The National Broadband Network (NBN) company should report its live net promoter score (NPS) real-time customer experience measurement in order to make customer service more central to its provision of wholesale broadband services, Macquarie Telecom CEO David Tudehope has said.
Speaking at the CommsDay Wholesale and Datacentre Summit in Sydney on Tuesday, Tudehope said Macquarie Telecom's decision to embrace and report public data on the NPS has "transformed our business".
He added that the industry is at a "crossroads", especially for providers of both telecommunications and datacentre services, to ensure a higher customer service rating -- which is four times worse than the banking industry's -- above all other scores through adopting a more accountable measurement system.

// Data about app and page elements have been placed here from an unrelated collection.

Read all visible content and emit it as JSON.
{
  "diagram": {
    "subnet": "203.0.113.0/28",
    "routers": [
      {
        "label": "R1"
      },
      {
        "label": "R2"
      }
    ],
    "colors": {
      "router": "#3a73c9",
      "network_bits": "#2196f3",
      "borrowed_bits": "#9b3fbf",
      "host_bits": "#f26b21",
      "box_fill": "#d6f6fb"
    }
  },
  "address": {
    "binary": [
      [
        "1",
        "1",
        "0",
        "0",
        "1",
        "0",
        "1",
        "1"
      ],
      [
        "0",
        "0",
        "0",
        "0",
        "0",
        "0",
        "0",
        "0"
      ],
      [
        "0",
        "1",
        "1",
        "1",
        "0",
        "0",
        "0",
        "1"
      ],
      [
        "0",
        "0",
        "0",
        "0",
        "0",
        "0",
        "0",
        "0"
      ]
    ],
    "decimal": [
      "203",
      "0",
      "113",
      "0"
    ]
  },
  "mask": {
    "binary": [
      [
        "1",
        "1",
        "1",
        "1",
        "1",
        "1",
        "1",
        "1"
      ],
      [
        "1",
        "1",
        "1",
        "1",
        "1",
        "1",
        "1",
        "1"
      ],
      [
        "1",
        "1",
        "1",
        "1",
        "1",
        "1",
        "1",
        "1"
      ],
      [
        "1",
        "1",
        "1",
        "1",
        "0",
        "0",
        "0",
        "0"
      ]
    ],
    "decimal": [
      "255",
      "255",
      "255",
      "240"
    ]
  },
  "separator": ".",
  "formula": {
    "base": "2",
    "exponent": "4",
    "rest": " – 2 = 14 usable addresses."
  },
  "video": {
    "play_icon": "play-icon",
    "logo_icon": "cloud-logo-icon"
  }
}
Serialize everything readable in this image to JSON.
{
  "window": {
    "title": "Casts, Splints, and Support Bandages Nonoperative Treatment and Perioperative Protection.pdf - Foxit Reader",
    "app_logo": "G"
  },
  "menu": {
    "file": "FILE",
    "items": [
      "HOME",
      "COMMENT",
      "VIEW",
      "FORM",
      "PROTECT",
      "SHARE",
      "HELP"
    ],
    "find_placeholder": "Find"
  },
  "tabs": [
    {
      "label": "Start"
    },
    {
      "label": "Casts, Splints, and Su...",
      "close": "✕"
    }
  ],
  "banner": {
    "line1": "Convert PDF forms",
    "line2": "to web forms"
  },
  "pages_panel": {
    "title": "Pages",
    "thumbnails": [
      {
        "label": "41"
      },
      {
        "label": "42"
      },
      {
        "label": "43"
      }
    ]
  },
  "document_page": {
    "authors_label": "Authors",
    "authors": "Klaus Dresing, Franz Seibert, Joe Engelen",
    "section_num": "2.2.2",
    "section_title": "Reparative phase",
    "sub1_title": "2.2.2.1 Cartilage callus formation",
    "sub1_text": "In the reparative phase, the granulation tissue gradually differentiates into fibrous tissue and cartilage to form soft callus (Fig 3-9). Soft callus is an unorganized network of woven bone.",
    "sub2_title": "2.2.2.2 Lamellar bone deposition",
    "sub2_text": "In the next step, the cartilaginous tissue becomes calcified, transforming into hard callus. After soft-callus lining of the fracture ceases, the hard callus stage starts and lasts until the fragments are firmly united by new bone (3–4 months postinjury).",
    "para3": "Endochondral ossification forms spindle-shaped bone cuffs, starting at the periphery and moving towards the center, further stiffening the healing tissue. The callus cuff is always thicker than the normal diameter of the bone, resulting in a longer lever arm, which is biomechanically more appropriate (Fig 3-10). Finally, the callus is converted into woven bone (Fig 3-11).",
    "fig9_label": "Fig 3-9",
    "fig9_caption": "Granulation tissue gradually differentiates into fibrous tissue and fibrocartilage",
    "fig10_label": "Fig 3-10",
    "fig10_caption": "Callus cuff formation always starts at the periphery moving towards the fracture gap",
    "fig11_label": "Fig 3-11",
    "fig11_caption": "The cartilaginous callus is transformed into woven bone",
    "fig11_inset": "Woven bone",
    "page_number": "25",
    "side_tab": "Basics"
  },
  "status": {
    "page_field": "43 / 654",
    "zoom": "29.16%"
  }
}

"My call to the industry is: We don't want to be like the banking industry. We have a moment coming up, there's a fork in the road ... there's an opportunity for the industry to adopt the net promoter score, as the banking industry has, to really have visibility of our real-time customer experience across the industry," Tudehope said.
"I'd also encourage our friends at NBN to do exactly the same thing ... we need NBN to also have the same passion about customer experience that we will have, or, in some cases, we need to have."
Given that the retail broadband product offered to end users is wholesaled through NBN, Tudehope said it's important for NBN to have the same customer experience benchmarks.
"We need the NBN to move to net promoter score, move to measure customer experience in real time, so we can then as retail service providers provide that same input as part of our service experience to our customers," he argued.
"It would be incredibly transformational for the NBN; it would be incredibly transformational for us as an industry."
He said this is especially so given the scale of the recently launched hybrid fibre-coaxial (HFC) wholesale network, with NBN needing to focus more on measuring and improving customer experience at this "critical point" in the industry.
While NBN reports its NPS as part of its financial results presentations [PDF], Macquarie Telecom by contrast began providing live data on its NPS in December, making customer satisfaction feedback available for potential customers to view on its website.
The NPS, a score gauging the percentage of customers who would recommend a certain business to others, is updated daily on the telco's website on a 30-day rolling average.
Since December, Tudehope has been encouraging other telcos to do the same.
"This is something people might consider a gutsy move, but one I am urging all other telcos -- and, indeed, other industries as well -- to follow," the chief executive said last year.
"Australian telecommunications has been plagued by terrible consumer satisfaction for as long as anyone can remember; complaints from telecom customers run at about four times the complaints about banks."
Tudehope added that with the NPS publicly available, customers will be able to compare price, product, and customer satisfaction, helping them make a more informed purchasing decision.
Macquarie Telecom in February reported a net profit of AU$1.96 million, up 178 percent year on year, for the first half of FY16, on revenue of AU$100.55 million and earnings before interest, tax, depreciation, and amortisation (EBITDA) of AU$15.6 million.
The company's telecommunications business contributed AU$70 million in revenue and EBITDA of AU$9.3 million, while its datacentre business grew by 6.6 percent over the year to contribute revenue of AU$30.1 million and EBITDA of AU$6.3 million.
The telco boasted that its customer experience score is the highest in the Australian telco and IT services market, causing the higher retention rates.
"Our commitment to world-class customer service has translated into strong customer retention and revenue growth," Tudehope said.
Updated at 4.07pm AEST, July 19: NBN does publish its NPS, but not as a live, daily number like Macquarie Telecom.